Types Of Shell Rot in Turtles
There are two types of shell rot: dry rot and wet rot. Dry rot is related to fungal growth and can make the shell brittle. Usually, it can be seen as white or tan discoloration.
Wet rot shows white or yellow discoloration, spots, pits, and pus discharge. It is more severe than dry rot and must be addressed immediately.
When Should You Consult a Vet?
If the reason for the occurrence of white spots on your turtle’s carapace is shell rot, you must immediately consult a veterinary doctor. Shell rot can be fatal for your turtle if not addressed early.
If you see any signs like red spots, bleeding, or pus oozing out of your turtle’s shell, it is a clear indication to take it to a veterinary doctor immediately.
Shell rot can lead to septicemia. This means the virus or infectious pathogens affecting your turtle will enter their bodies through the shell. This can lead to the death of your pet turtle within a few days.
The infection can also enter the bloodstream and stay there for years if not attended. This can lead to many other complications that can damage your turtle’s internal organs. Prompt medical attention can prevent all these unnecessary complications.
However, it would be best if you didn’t try to treat your pet turtle at home as it may further worsen the condition.
How to Prevent White Spots on Your Turtle’s Shell?
Since the reasons for the appearance of white spots can be varied following are some preventive measures to avoid white spots caused by individual reasons:
- Prevention of White Spots Caused By Hard Water
Hard water is usually tap water containing minerals and calcium carbonate deposits. Though not harmful, it can lead to the formation of deposits on your turtle’s outer shell.
To prevent it, you can use distilled water in the tank. You may also use water that is treated using a water softener or water conditioner.
It is important to note that you do not change the entire hard water present in the tank all at once. This can give your pet an environmental shock. It is advisable to start replacing one-quarter of the hard water with treated water.

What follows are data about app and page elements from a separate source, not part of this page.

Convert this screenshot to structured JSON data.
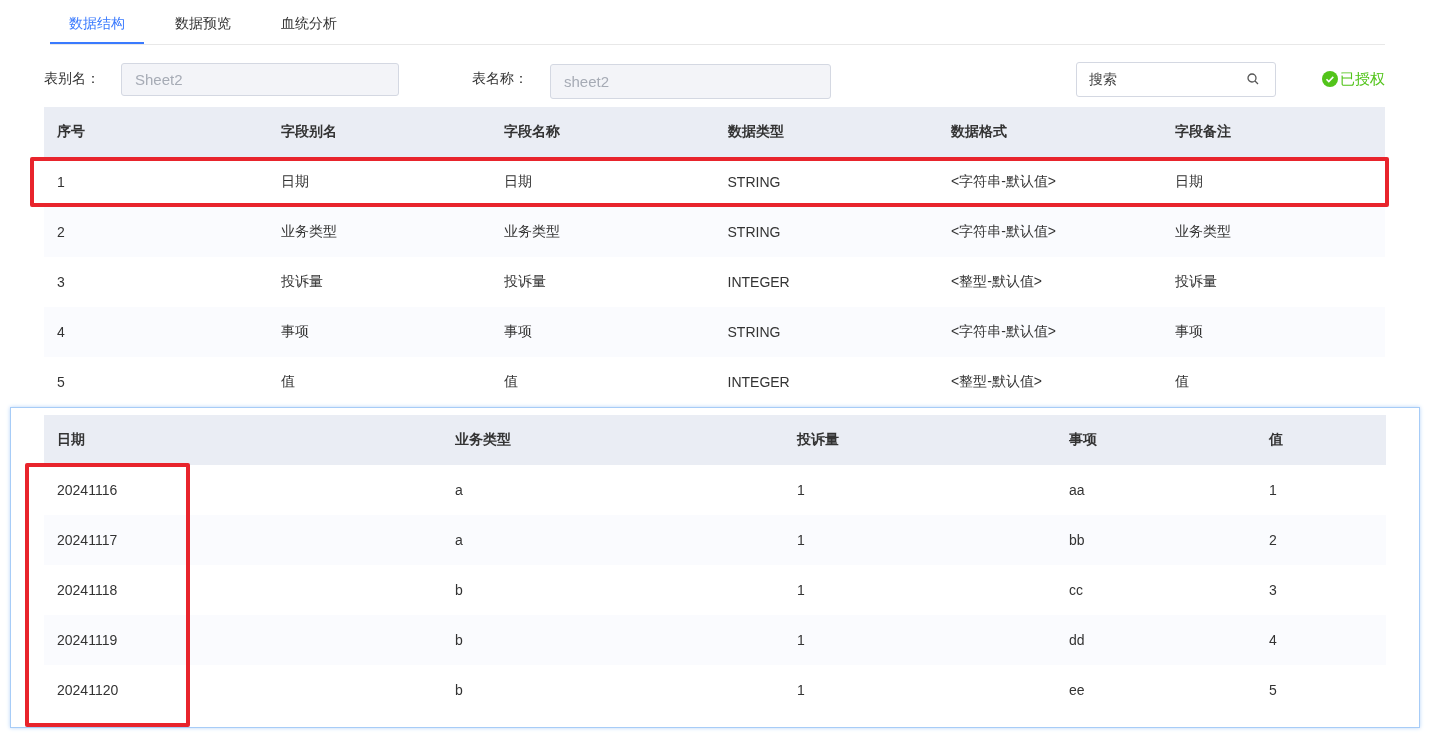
{
  "tabs": [
    {
      "label": "数据结构",
      "selected": true
    },
    {
      "label": "数据预览",
      "selected": false
    },
    {
      "label": "血统分析",
      "selected": false
    }
  ],
  "form": {
    "alias_label": "表别名：",
    "alias_value": "Sheet2",
    "name_label": "表名称：",
    "name_value": "sheet2",
    "search": {
      "placeholder": "搜索"
    },
    "status": "已授权"
  },
  "structure_table": {
    "columns": [
      "序号",
      "字段别名",
      "字段名称",
      "数据类型",
      "数据格式",
      "字段备注"
    ],
    "rows": [
      {
        "cells": [
          "1",
          "日期",
          "日期",
          "STRING",
          "<字符串-默认值>",
          "日期"
        ],
        "marked": true
      },
      {
        "cells": [
          "2",
          "业务类型",
          "业务类型",
          "STRING",
          "<字符串-默认值>",
          "业务类型"
        ],
        "marked": false
      },
      {
        "cells": [
          "3",
          "投诉量",
          "投诉量",
          "INTEGER",
          "<整型-默认值>",
          "投诉量"
        ],
        "marked": false
      },
      {
        "cells": [
          "4",
          "事项",
          "事项",
          "STRING",
          "<字符串-默认值>",
          "事项"
        ],
        "marked": false
      },
      {
        "cells": [
          "5",
          "值",
          "值",
          "INTEGER",
          "<整型-默认值>",
          "值"
        ],
        "marked": false
      }
    ]
  },
  "preview_table": {
    "columns": [
      {
        "label": "日期",
        "marked": true
      },
      {
        "label": "业务类型",
        "marked": false
      },
      {
        "label": "投诉量",
        "marked": false
      },
      {
        "label": "事项",
        "marked": false
      },
      {
        "label": "值",
        "marked": false
      }
    ],
    "rows": [
      [
        "20241116",
        "a",
        "1",
        "aa",
        "1"
      ],
      [
        "20241117",
        "a",
        "1",
        "bb",
        "2"
      ],
      [
        "20241118",
        "b",
        "1",
        "cc",
        "3"
      ],
      [
        "20241119",
        "b",
        "1",
        "dd",
        "4"
      ],
      [
        "20241120",
        "b",
        "1",
        "ee",
        "5"
      ]
    ]
  }
}
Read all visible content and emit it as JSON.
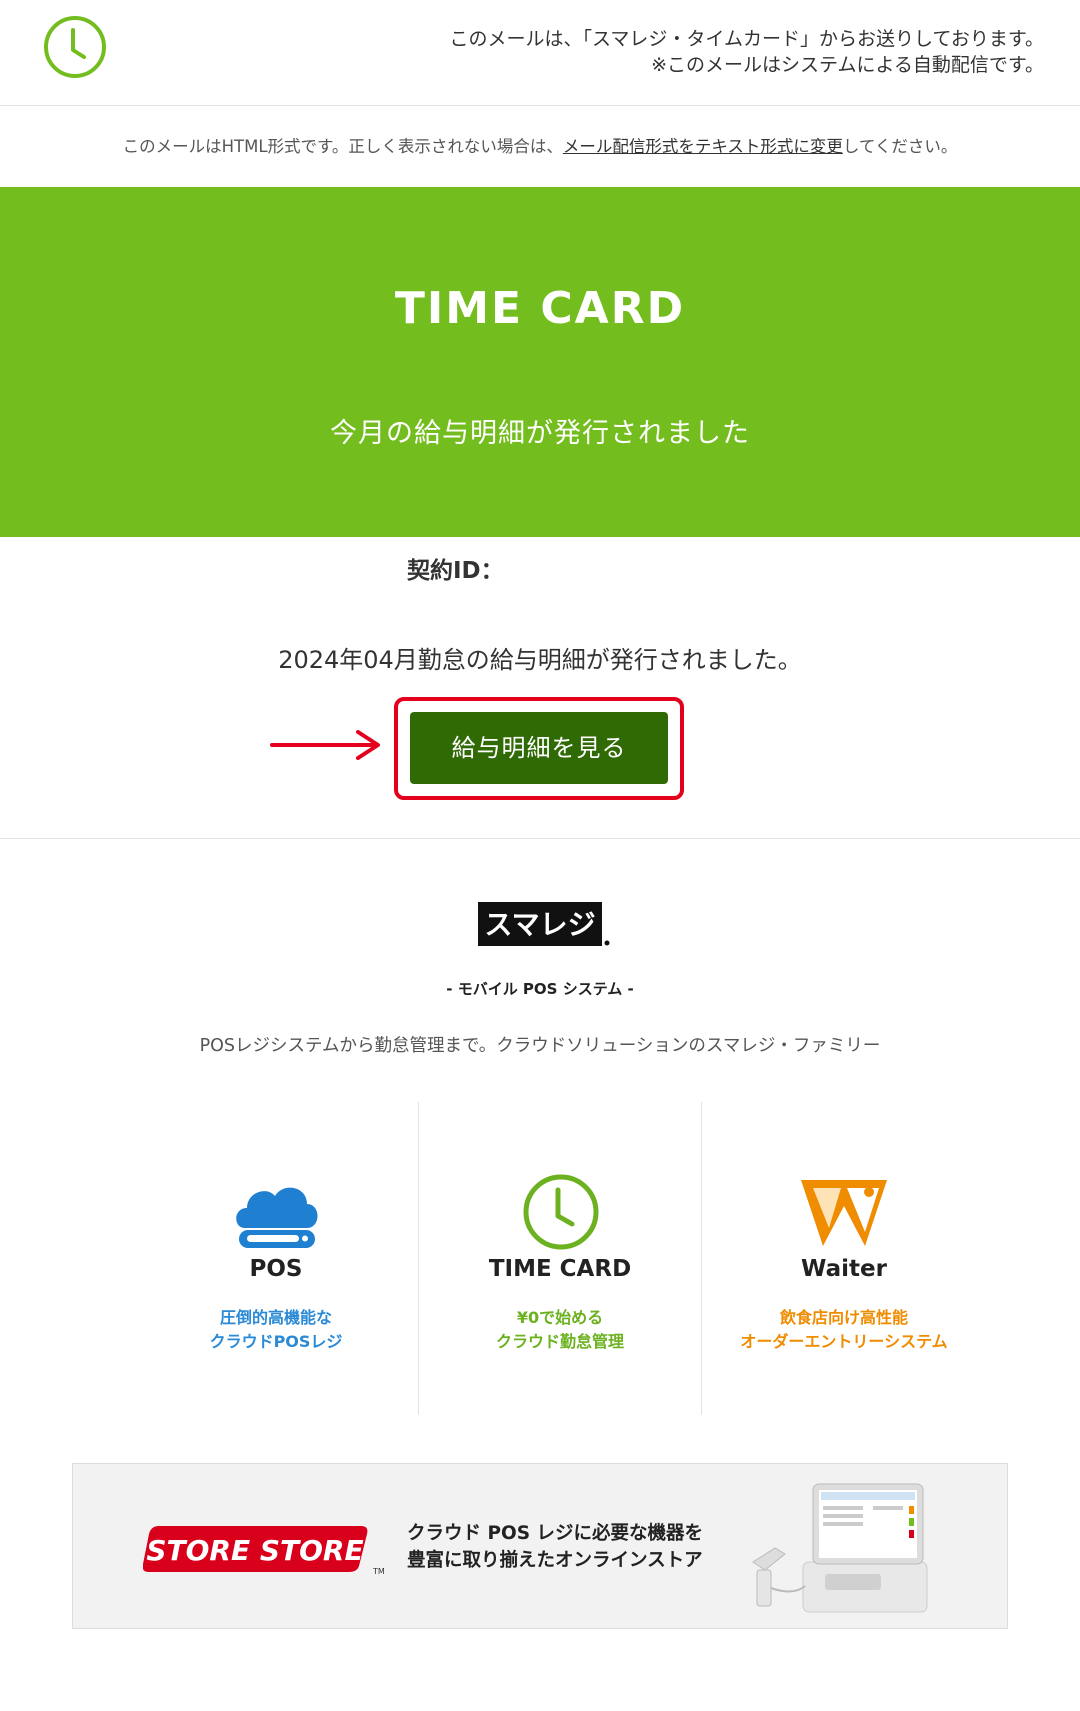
{
  "header": {
    "line1": "このメールは、「スマレジ・タイムカード」からお送りしております。",
    "line2": "※このメールはシステムによる自動配信です。"
  },
  "notice": {
    "prefix": "このメールはHTML形式です。正しく表示されない場合は、",
    "link": "メール配信形式をテキスト形式に変更",
    "suffix": "してください。"
  },
  "hero": {
    "title": "TIME CARD",
    "subtitle": "今月の給与明細が発行されました"
  },
  "contract": {
    "label": "契約ID："
  },
  "message": "2024年04月勤怠の給与明細が発行されました。",
  "view_button": "給与明細を見る",
  "brand": {
    "logo_text": "スマレジ",
    "tagline": "- モバイル POS システム -",
    "family_text": "POSレジシステムから勤怠管理まで。クラウドソリューションのスマレジ・ファミリー"
  },
  "products": [
    {
      "name": "POS",
      "desc1": "圧倒的高機能な",
      "desc2": "クラウドPOSレジ"
    },
    {
      "name": "TIME CARD",
      "desc1": "¥0で始める",
      "desc2": "クラウド勤怠管理"
    },
    {
      "name": "Waiter",
      "desc1": "飲食店向け高性能",
      "desc2": "オーダーエントリーシステム"
    }
  ],
  "banner": {
    "logo_text": "STORE STORE",
    "tm": "TM",
    "line1": "クラウド POS レジに必要な機器を",
    "line2": "豊富に取り揃えたオンラインストア"
  },
  "colors": {
    "brand_green": "#74bd1f",
    "button_green": "#2f6a05",
    "highlight_red": "#e4001c",
    "pos_blue": "#2a8ad6",
    "waiter_orange": "#f08c00"
  }
}
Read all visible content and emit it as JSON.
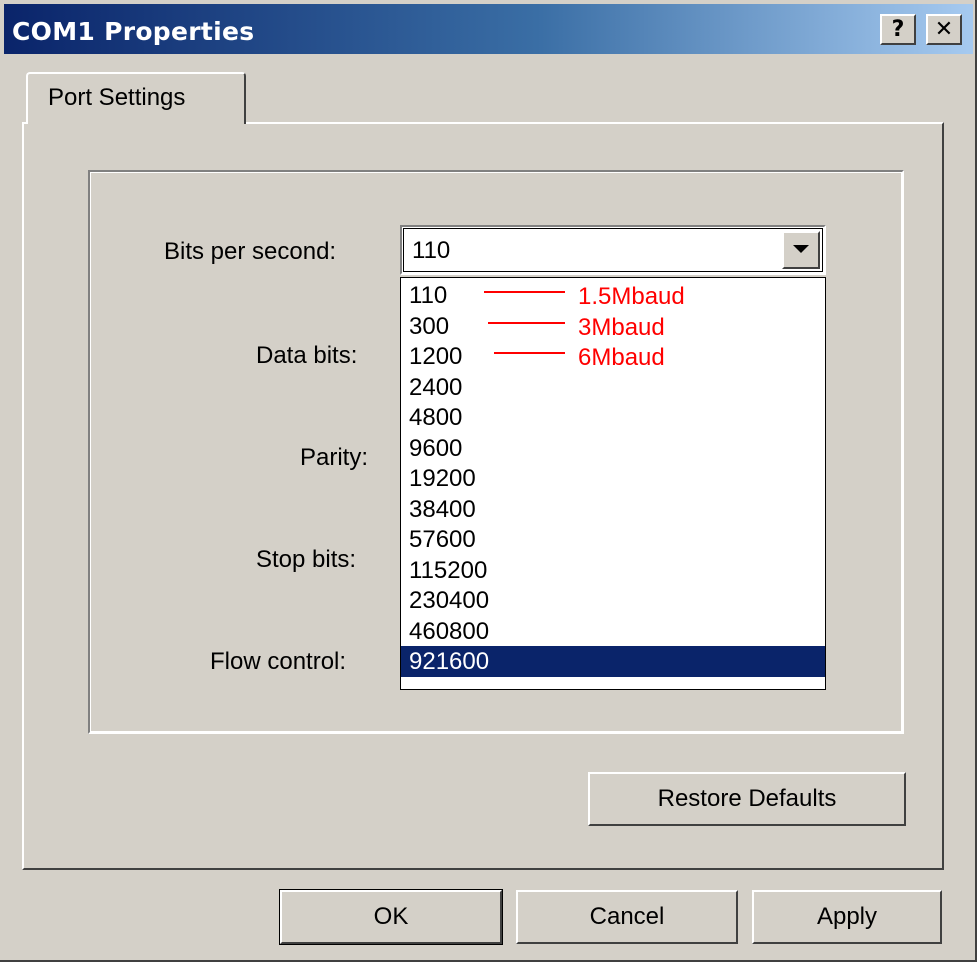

- Prevention of White Spots Caused By Infections
Most bacterial and fungal infections are caused by poor enclosure conditions. Turtles are semi-aquatic in nature. They will swim, eat, and contaminate the water that they are in. This leads to a poor tank environment.
To prevent shell rot caused by various fungal and bacterial infections, you must ensure that the pet enclosure is always clean and hygienic. You must change the tank water regularly. Fitting in a good filtration system also helps in keeping the tank clean.
- Prevention of White Spots Caused By Scutes
Shedding of scutes is a natural process for your turtle. However, sometimes, these scutes get retained, giving the appearance of white spots.
Giving your pet turtle a nice warm exposure to UVB light will aid in shedding. Keeping the basking area dry and hygienic also helps in preventing the retained scutes.
Ensuring that the pet enclosure has a good UVB light installed will prevent the formation of any scute formation due to a dry shell.
How to Remove White Spots Caused by Hard Water Deposits?
Though the white spots caused by hard water deposits are not harmful, they can make the turtle’s shell look patchy and chalky. Plus, the presence of these chalky patches can make it hard for you to detect other worrying symptoms like shell rot.
Therefore it is best to remove these hard water deposits. You can gently scrub the white stains with plain white vinegar and a soft cloth or sponge.
Alternatively, you can use a solution of apple cider vinegar and water and a gentle brush to scrub off the white stains and deposits.
If the mineral deposits, however, do not fizz up once you apply vinegar, do not continue this process. Start observing for other symptoms and seek proper medical care for your turtle.
White spots on your pet turtle’s carapace can occur due to a common harmless reason like hard water deposits or remnant dried scutes or due to a grave clinical condition like shell rot.
In the former case, you can try home remedies to make your turtle’s shell look shiny and normal. However, in the latter case, immediate medical attention is required.